The head of the Securities and Exchange Commission’s (SEC) enforcement division resigned on Wednesday in response to a federal judge’s order that could raise questions about her previous legal representation of ExxonMobil.

Alex Oh resigned as the SEC’s enforcement chief on Wednesday afternoon, just six days after taking the job under fire from progressives and other financial sector critics.

Before joining the SEC, Oh was a partner at Paul, Weiss, Rifkind, Wharton & Garrison LLP, where she co-chaired the firm’s corruption practice. She was one of several lawyers at the firm who defended ExxonMobil in a lawsuit brought by Indonesians who claimed they were beaten and tortured by guards hired to protect a company facility.

In her resignation letter, which was widely publicized, Oh stated that she needed to leave the SEC to prevent “a development” in the ExxonMobil case from distracting from the commission’s work.
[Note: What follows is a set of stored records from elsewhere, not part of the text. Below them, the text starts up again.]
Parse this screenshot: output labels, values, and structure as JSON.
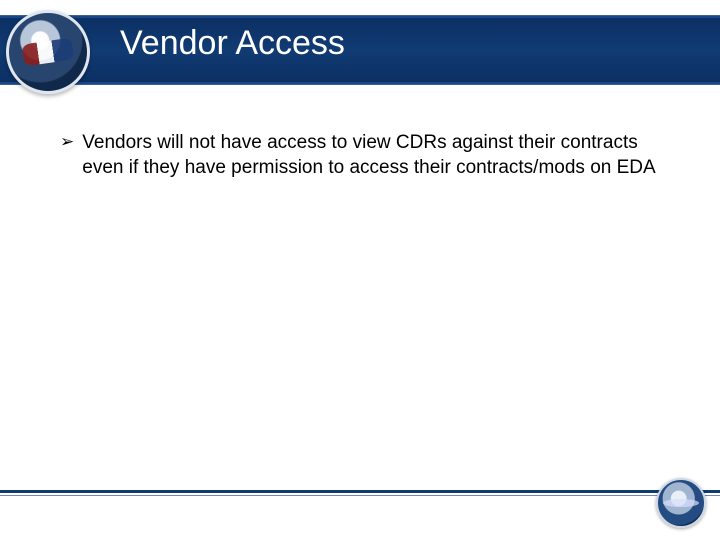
{
  "header": {
    "title": "Vendor Access"
  },
  "body": {
    "bullets": [
      {
        "glyph": "➢",
        "text": "Vendors will not have access to view CDRs against their contracts even if they have permission to access their contracts/mods on EDA"
      }
    ]
  },
  "footer": {
    "page_hint": ""
  },
  "assets": {
    "left_logo_name": "acquisition-directorate-seal",
    "right_crest_name": "dod-crest"
  },
  "colors": {
    "band_bg": "#113b73",
    "title_fg": "#ffffff",
    "rule": "#123a73"
  }
}
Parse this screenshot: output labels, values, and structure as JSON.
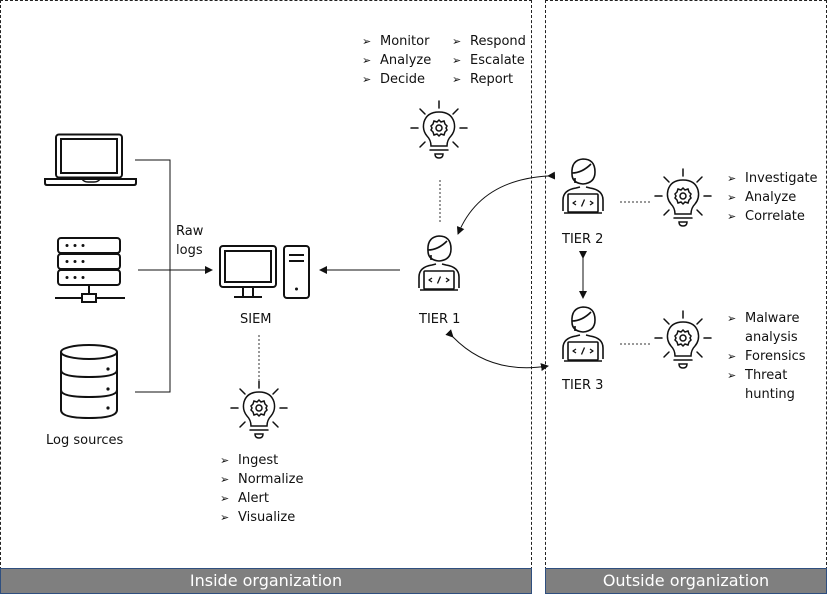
{
  "regions": {
    "inside": {
      "label": "Inside organization"
    },
    "outside": {
      "label": "Outside organization"
    }
  },
  "log_sources": {
    "label": "Log sources",
    "devices": [
      "laptop",
      "server-rack",
      "database"
    ]
  },
  "raw_logs_label": "Raw logs",
  "siem": {
    "label": "SIEM",
    "functions": [
      "Ingest",
      "Normalize",
      "Alert",
      "Visualize"
    ]
  },
  "tier1": {
    "label": "TIER 1",
    "functions_col1": [
      "Monitor",
      "Analyze",
      "Decide"
    ],
    "functions_col2": [
      "Respond",
      "Escalate",
      "Report"
    ]
  },
  "tier2": {
    "label": "TIER 2",
    "functions": [
      "Investigate",
      "Analyze",
      "Correlate"
    ]
  },
  "tier3": {
    "label": "TIER 3",
    "functions": [
      "Malware analysis",
      "Forensics",
      "Threat hunting"
    ]
  },
  "colors": {
    "footer_bg": "#7f7f7f",
    "footer_border": "#2f4f7f",
    "line": "#111111"
  }
}
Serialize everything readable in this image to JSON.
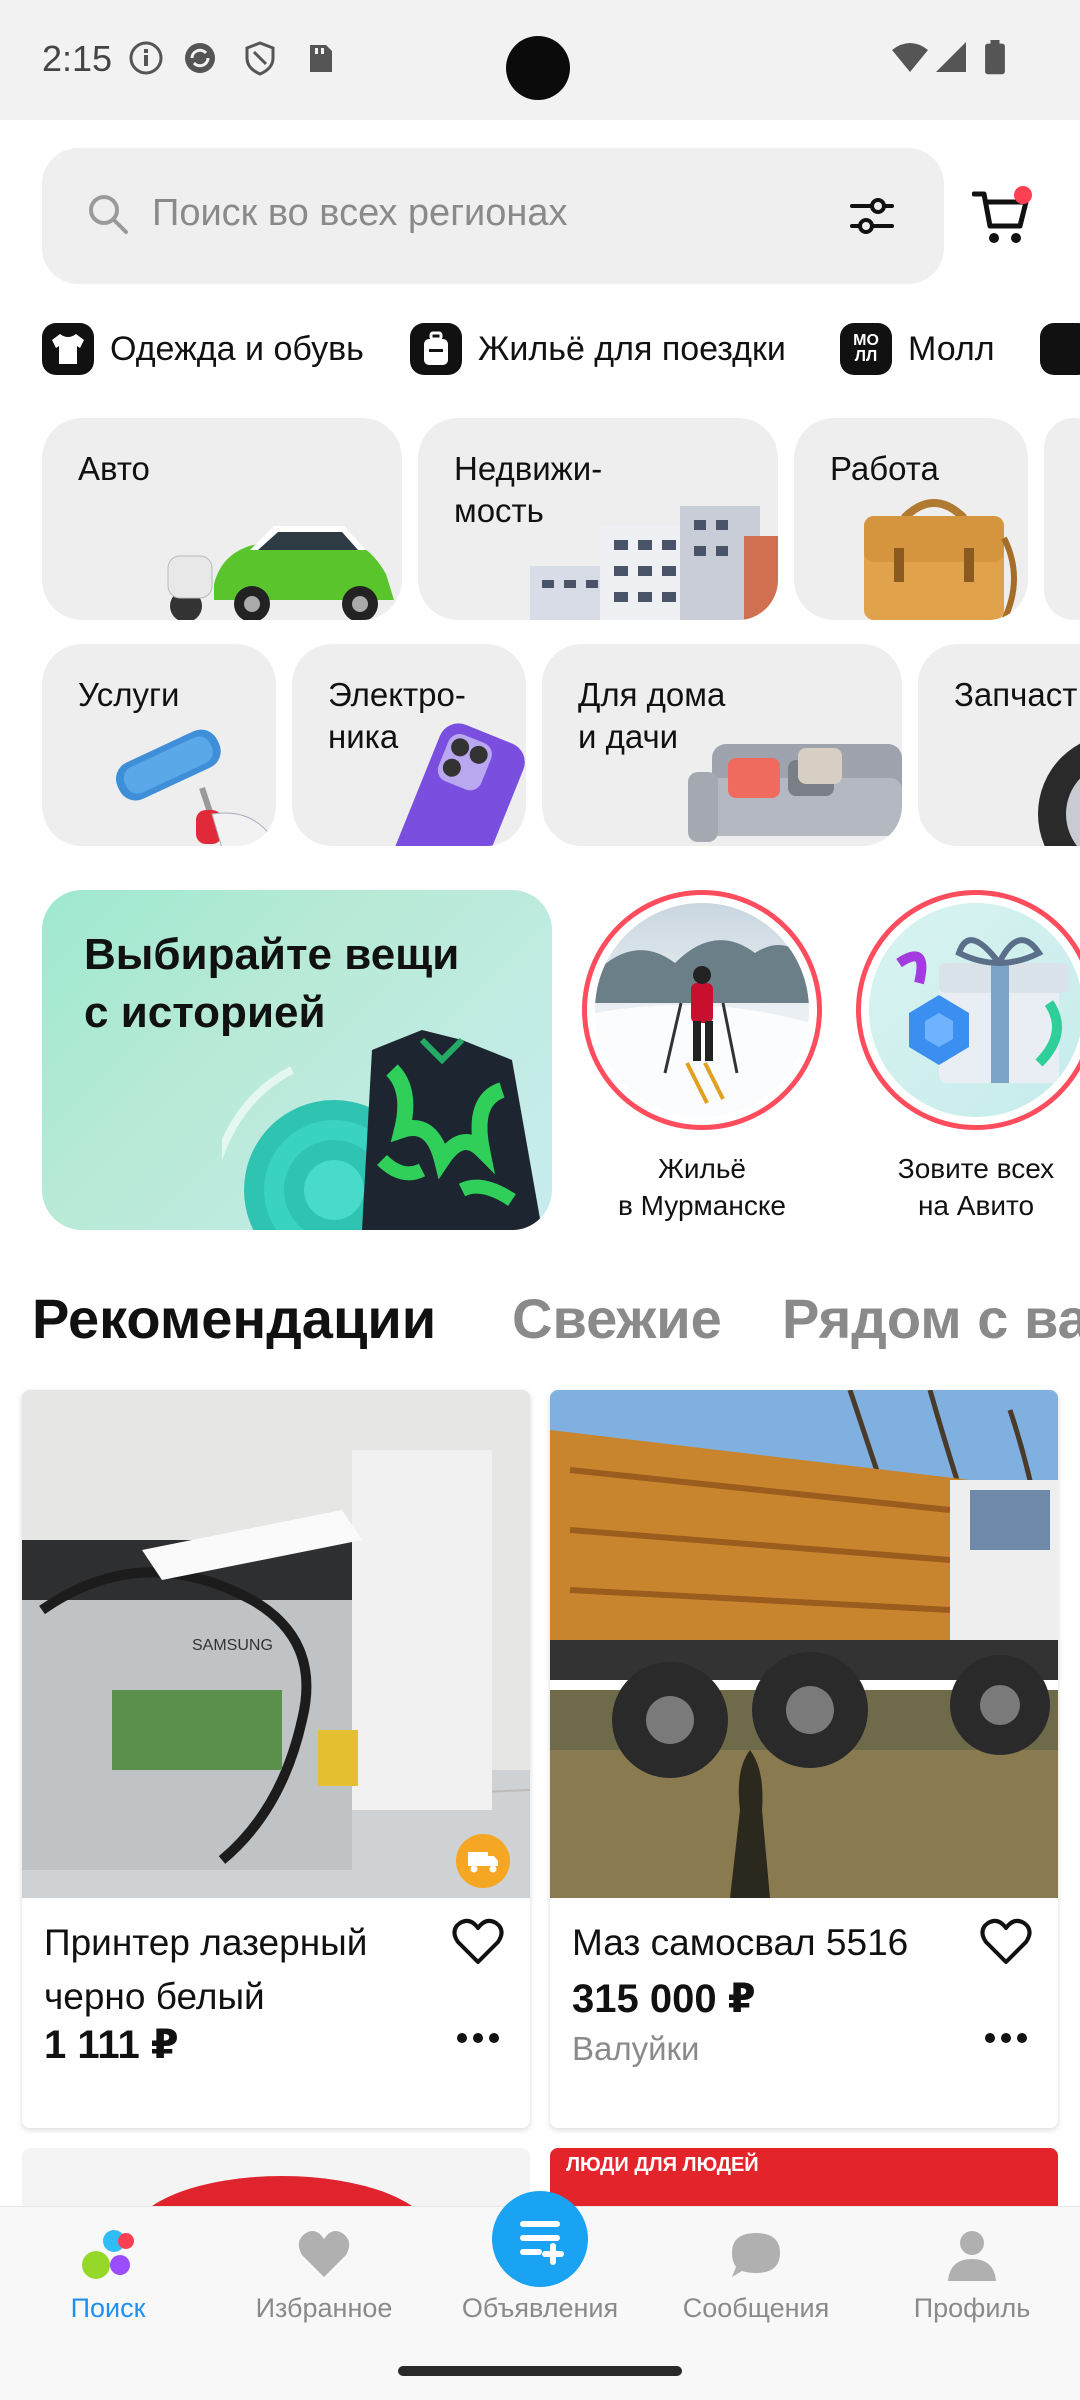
{
  "status_bar": {
    "time": "2:15"
  },
  "search": {
    "placeholder": "Поиск во всех регионах"
  },
  "chips": [
    {
      "label": "Одежда и обувь",
      "icon": "tshirt-icon"
    },
    {
      "label": "Жильё для поездки",
      "icon": "suitcase-icon"
    },
    {
      "label": "Молл",
      "icon": "mall-icon",
      "icon_text_top": "МО",
      "icon_text_bottom": "ЛЛ"
    }
  ],
  "categories_row1": [
    {
      "label": "Авто"
    },
    {
      "label": "Недвижи-\nмость"
    },
    {
      "label": "Работа"
    }
  ],
  "categories_row2": [
    {
      "label": "Услуги"
    },
    {
      "label": "Электро-\nника"
    },
    {
      "label": "Для дома\nи дачи"
    },
    {
      "label": "Запчаст"
    }
  ],
  "promo": {
    "title": "Выбирайте вещи\nс историей"
  },
  "stories": [
    {
      "caption": "Жильё\nв Мурманске"
    },
    {
      "caption": "Зовите всех\nна Авито"
    }
  ],
  "tabs": [
    {
      "label": "Рекомендации",
      "active": true
    },
    {
      "label": "Свежие",
      "active": false
    },
    {
      "label": "Рядом с ва",
      "active": false
    }
  ],
  "listings": [
    {
      "title": "Принтер лазерный черно белый",
      "price": "1 111 ₽",
      "location": "",
      "delivery": true
    },
    {
      "title": "Маз самосвал 5516",
      "price": "315 000 ₽",
      "location": "Валуйки",
      "delivery": false
    }
  ],
  "partial_listing_text": "ЛЮДИ ДЛЯ ЛЮДЕЙ",
  "bottom_nav": [
    {
      "label": "Поиск",
      "icon": "search-dots-icon",
      "active": true
    },
    {
      "label": "Избранное",
      "icon": "heart-icon",
      "active": false
    },
    {
      "label": "Объявления",
      "icon": "add-listing-icon",
      "active": false
    },
    {
      "label": "Сообщения",
      "icon": "chat-icon",
      "active": false
    },
    {
      "label": "Профиль",
      "icon": "profile-icon",
      "active": false
    }
  ],
  "colors": {
    "accent": "#1aa3f2",
    "active_nav": "#1f8ff0",
    "story_ring": "#ff4d5e",
    "cart_dot": "#ff4053"
  }
}
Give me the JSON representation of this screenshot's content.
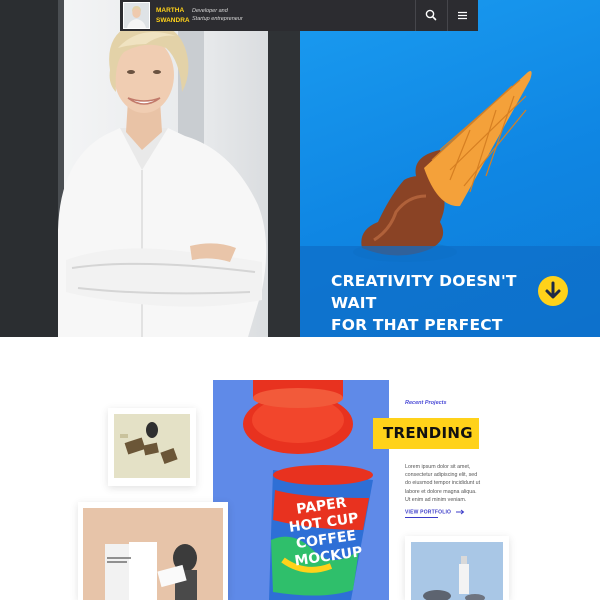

Her resignation came two days after the judge overseeing the ExxonMobil case in the United States District Court for the District of Columbia ordered attorneys for the oil company to back up claims made about the legal team representing the alleged victims.

Judge Royce C. Lamberth’s decision did not specifically name Oh, but directed ExxonMobil’s lawyers to substantiate their claims that the opposing legal counsel was “agitated, disrespectful, and unhinged” during a deposition. The failure to do so could result in sanctions for the ExxonMobil lawyers, according to the judge.

“We cannot comment on this matter because it involves a ruling in an ongoing litigation. Alex is a person of the utmost integrity and a consummate professional, with a strong ethical code,” said Brad Karp, chairman of Paul, Weiss, Rifkind, Wharton & Garrison.

The hiring of Oh by SEC Chairman Gary Gensler surprised and enraged groups that have long criticized the commission’s approach to enforcement. Democratic lawmakers and financial sector skeptics argue that the SEC, led by corporate attorneys who once represented such firms, has let bad actors off the hook.

Those who questioned Oh’s hiring also questioned Gensler’s stated commitment to crack down on major financial firms involved in excessively risky or fraudulent activities. During his recent confirmation hearing, Gensler, who led the Commodity Futures Trading Commission (CFTC) under former President Obama, was praised by progressives as a tough Wall Street watchdog.

“The SEC has failed the American people by repeatedly selecting Wall Street defense lawyers as Directors of Enforcement. They come to the SEC with needless and unhelpful baggage, including crippling conflicts of interest regarding current and past clients as well as a mindset and milieu ill-suited to being an aggressive enforcer of the law against those past private sector clients,” said Dennis Kelleher, president and CEO of Better Markets, a nonprofit group that supports strict financial regulation and oversight.

“Now is the time to break with that disreputable pattern of hiring the wrong people hoping they will do the right job the American people need done.” Oh will temporarily be replaced by Melissa Hodgman, who served as acting enforcement director before Oh was hired.

“Melissa is an exceptional attorney who has proven to be an effective leader of the Enforcement Division. I’m grateful that she will take on this role again and look forward to working closely with her to fulfill the mission of the SEC,” Gensler said in a statement.

“I thank Alex for her willingness to serve the country at this important time.”